Tuesday, 26 December 2017
Sunday, 24 December 2017
Sunday, 17 December 2017
Monday, 20 November 2017
Friday, 10 November 2017
Monday, 6 November 2017
Do you know the answer to these questions?
Who was Guy Fawkes, how did he die and why do we celebrate the gunpowder plot every Bonfire Night?
Bonfire Night is also known as Fireworks' Night or Guy Fawkes Night. It's a British tradition dating back to the Gunpowder Plot of 1605, when Catholic conspirator Guy Fawkes tried to blow up the Houses of Parliament and King James I. Bonfire Night is the anniversary of the foiling of the Gunpowder Plot on 5 November 1605.
Why do we celebrate Bonfire Night?
Bonfire night in Winchester, England
Saturday, 4 November 2017
Armistice Day is also known as Remembrance Day or Remembrance Sunday.
HELD on the second Sunday in November every year, Remembrance Sunday commemorates the agreement to end fighting during the First World War in 1918.
It marks the day World War One ended, at 11am on the 11th day of the 11th month, back in 1918.
A two-minute silence is held at 11am to remember the people who have died in wars.
You tell us what Remembrance Day is and why it's so important (November 2017).
There is also Remembrance Sunday every year, which falls on the second Sunday in November.
Poppies are worn by millions as a symbol to remember all of the people who have given their lives for their country in war.
On this day, there are usually ceremonies at war memorials, cenotaphs and churches throughout the country, as well as abroad.
The Royal Family and top politicians gather at The Cenotaph in Whitehall, London, for a memorial service.
The anniversary is used to remember all the people who have died in wars, not just World War One.
This includes World War Two, the Falklands War, the Gulf War, and conflicts in Afghanistan and Iraq.
Why do we hold a two-minute silence?
The first two-minute silence in Britain was held on 11 November 1919, when King George V asked the public to observe a silence at 11am.

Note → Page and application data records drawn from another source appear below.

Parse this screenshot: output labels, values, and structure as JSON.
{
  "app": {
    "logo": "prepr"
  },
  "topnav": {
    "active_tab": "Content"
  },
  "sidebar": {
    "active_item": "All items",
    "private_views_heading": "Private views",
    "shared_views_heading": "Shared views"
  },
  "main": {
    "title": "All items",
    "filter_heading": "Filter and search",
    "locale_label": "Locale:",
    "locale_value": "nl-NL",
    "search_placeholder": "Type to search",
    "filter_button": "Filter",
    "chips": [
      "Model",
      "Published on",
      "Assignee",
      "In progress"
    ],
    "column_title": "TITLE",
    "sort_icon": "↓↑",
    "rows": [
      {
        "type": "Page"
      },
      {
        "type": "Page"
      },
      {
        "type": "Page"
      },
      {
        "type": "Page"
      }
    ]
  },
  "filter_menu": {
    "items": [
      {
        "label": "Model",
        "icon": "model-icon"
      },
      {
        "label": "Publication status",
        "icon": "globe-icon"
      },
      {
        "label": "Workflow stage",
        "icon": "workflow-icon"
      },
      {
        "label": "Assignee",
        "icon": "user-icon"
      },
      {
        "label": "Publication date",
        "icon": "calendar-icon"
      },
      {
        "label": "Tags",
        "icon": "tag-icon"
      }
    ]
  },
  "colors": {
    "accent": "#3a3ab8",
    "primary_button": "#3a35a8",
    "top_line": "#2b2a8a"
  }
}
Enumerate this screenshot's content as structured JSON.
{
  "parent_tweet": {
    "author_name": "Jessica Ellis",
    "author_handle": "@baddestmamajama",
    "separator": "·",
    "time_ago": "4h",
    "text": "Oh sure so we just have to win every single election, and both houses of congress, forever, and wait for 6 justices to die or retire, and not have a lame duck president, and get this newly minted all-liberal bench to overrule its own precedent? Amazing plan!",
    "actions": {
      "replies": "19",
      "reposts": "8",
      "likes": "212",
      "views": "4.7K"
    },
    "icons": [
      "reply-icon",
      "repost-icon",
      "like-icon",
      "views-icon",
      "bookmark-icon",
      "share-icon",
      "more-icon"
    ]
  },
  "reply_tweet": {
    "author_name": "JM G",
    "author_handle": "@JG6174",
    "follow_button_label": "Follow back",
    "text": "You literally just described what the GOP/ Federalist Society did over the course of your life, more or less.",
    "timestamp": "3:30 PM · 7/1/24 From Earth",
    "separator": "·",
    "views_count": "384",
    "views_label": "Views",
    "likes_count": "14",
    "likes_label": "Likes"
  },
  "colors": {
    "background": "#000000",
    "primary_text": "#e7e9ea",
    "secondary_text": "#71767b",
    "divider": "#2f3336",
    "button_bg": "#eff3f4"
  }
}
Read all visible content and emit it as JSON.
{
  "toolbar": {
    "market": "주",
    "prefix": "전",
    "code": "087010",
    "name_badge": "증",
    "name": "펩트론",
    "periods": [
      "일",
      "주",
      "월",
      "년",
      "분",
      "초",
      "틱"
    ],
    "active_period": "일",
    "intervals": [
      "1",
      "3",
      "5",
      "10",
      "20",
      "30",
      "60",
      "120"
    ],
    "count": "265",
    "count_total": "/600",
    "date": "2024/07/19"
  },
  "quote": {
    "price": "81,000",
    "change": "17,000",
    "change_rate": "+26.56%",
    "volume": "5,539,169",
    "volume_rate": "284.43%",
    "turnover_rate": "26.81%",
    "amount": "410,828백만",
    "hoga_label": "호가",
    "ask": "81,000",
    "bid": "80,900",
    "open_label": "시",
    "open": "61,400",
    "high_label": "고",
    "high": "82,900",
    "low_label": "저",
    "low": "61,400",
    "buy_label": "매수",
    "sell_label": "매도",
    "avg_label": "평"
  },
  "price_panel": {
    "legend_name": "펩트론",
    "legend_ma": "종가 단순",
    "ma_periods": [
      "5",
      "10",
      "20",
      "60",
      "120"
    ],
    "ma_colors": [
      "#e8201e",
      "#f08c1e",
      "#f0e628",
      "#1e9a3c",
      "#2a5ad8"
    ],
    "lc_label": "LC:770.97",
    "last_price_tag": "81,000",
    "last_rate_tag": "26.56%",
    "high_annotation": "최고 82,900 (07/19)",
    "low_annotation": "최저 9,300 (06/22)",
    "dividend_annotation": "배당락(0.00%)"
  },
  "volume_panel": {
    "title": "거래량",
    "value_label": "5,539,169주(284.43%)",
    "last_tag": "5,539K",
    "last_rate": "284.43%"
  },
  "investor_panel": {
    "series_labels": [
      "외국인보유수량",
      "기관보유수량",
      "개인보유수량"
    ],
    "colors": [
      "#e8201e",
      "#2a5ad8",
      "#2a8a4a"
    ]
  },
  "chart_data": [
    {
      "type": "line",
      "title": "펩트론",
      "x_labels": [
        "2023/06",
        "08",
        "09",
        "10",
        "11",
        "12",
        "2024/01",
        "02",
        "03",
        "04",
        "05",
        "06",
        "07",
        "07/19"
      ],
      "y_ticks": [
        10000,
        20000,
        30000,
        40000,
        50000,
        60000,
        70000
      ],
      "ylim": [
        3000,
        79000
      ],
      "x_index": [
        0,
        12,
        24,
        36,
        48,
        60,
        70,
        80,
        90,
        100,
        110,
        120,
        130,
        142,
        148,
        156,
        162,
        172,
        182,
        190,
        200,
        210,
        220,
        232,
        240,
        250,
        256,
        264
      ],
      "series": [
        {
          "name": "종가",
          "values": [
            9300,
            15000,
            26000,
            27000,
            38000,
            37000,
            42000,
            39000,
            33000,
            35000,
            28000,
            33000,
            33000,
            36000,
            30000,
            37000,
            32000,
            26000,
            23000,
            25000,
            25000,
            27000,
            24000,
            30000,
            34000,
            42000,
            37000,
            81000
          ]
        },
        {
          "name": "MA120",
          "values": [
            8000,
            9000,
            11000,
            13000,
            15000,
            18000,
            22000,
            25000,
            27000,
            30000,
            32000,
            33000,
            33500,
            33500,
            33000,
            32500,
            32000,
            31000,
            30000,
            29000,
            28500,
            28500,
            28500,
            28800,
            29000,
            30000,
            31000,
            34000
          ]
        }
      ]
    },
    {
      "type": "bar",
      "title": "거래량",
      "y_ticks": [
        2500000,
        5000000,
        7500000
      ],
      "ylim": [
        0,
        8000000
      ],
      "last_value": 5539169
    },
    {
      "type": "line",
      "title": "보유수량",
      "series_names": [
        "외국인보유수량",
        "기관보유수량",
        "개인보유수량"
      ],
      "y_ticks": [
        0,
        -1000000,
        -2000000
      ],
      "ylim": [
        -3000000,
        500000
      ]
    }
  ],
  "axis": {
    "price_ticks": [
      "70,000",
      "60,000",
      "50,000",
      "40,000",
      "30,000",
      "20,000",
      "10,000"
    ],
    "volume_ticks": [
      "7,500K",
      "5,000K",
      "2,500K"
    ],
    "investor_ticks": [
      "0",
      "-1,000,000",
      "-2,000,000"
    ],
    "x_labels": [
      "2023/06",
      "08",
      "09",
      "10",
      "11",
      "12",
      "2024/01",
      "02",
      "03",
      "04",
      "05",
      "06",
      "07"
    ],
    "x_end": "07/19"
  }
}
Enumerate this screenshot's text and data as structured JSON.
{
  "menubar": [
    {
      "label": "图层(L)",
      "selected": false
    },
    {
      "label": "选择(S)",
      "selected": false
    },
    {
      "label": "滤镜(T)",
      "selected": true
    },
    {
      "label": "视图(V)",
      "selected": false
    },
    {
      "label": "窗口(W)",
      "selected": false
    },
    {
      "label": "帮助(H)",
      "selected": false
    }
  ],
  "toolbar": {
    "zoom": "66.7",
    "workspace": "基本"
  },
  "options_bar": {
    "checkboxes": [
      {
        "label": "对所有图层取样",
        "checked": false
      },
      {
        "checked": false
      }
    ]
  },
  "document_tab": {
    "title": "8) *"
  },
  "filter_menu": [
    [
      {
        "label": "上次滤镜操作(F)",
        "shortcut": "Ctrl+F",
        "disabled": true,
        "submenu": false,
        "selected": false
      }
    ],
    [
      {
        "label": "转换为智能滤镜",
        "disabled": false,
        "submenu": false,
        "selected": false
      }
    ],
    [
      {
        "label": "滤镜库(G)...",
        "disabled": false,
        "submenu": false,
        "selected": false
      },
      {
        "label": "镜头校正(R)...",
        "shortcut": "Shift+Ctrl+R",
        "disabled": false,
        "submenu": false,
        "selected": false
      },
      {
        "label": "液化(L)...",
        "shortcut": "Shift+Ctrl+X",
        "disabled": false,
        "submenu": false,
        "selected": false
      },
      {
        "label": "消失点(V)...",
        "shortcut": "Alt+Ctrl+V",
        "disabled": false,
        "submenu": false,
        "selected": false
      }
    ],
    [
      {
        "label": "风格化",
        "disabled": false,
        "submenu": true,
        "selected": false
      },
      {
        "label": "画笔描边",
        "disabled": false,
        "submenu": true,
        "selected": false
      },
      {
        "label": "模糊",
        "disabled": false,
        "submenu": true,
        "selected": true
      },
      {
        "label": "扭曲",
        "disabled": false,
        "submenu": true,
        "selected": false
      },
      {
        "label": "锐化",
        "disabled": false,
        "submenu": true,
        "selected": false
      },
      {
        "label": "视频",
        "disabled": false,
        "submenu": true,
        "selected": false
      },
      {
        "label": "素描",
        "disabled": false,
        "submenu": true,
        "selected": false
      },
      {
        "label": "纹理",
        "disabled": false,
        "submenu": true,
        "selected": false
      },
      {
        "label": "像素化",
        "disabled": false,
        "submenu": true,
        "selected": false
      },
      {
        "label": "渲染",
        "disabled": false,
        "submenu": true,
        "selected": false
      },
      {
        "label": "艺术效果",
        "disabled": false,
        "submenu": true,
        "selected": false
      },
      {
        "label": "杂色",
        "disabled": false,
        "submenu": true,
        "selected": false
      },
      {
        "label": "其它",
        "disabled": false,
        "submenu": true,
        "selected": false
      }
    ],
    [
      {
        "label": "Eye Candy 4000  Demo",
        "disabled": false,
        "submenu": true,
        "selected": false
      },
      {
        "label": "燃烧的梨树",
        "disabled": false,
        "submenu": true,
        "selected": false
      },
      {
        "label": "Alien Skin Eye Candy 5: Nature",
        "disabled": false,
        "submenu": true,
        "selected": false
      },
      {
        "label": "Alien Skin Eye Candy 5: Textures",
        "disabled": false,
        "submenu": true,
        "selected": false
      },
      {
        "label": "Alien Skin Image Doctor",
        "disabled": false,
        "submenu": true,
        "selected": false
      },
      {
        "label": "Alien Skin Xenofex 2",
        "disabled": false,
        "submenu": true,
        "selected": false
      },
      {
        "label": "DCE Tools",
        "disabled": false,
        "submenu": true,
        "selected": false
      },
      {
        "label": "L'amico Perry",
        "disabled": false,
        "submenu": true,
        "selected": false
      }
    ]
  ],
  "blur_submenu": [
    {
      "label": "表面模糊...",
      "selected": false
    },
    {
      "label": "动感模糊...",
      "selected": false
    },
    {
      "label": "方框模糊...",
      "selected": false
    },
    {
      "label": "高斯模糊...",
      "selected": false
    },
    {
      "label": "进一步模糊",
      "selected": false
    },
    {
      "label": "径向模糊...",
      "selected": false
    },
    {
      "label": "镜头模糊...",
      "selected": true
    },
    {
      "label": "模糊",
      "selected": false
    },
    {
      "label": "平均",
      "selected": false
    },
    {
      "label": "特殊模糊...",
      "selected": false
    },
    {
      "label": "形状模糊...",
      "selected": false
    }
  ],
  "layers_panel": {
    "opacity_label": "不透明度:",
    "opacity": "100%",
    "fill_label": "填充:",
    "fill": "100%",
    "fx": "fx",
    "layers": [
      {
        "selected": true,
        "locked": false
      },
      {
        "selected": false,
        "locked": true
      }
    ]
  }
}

This was one year after the end of World War One.
He made the request so "the thoughts of everyone may be concentrated on reverent remembrance of the glorious dead".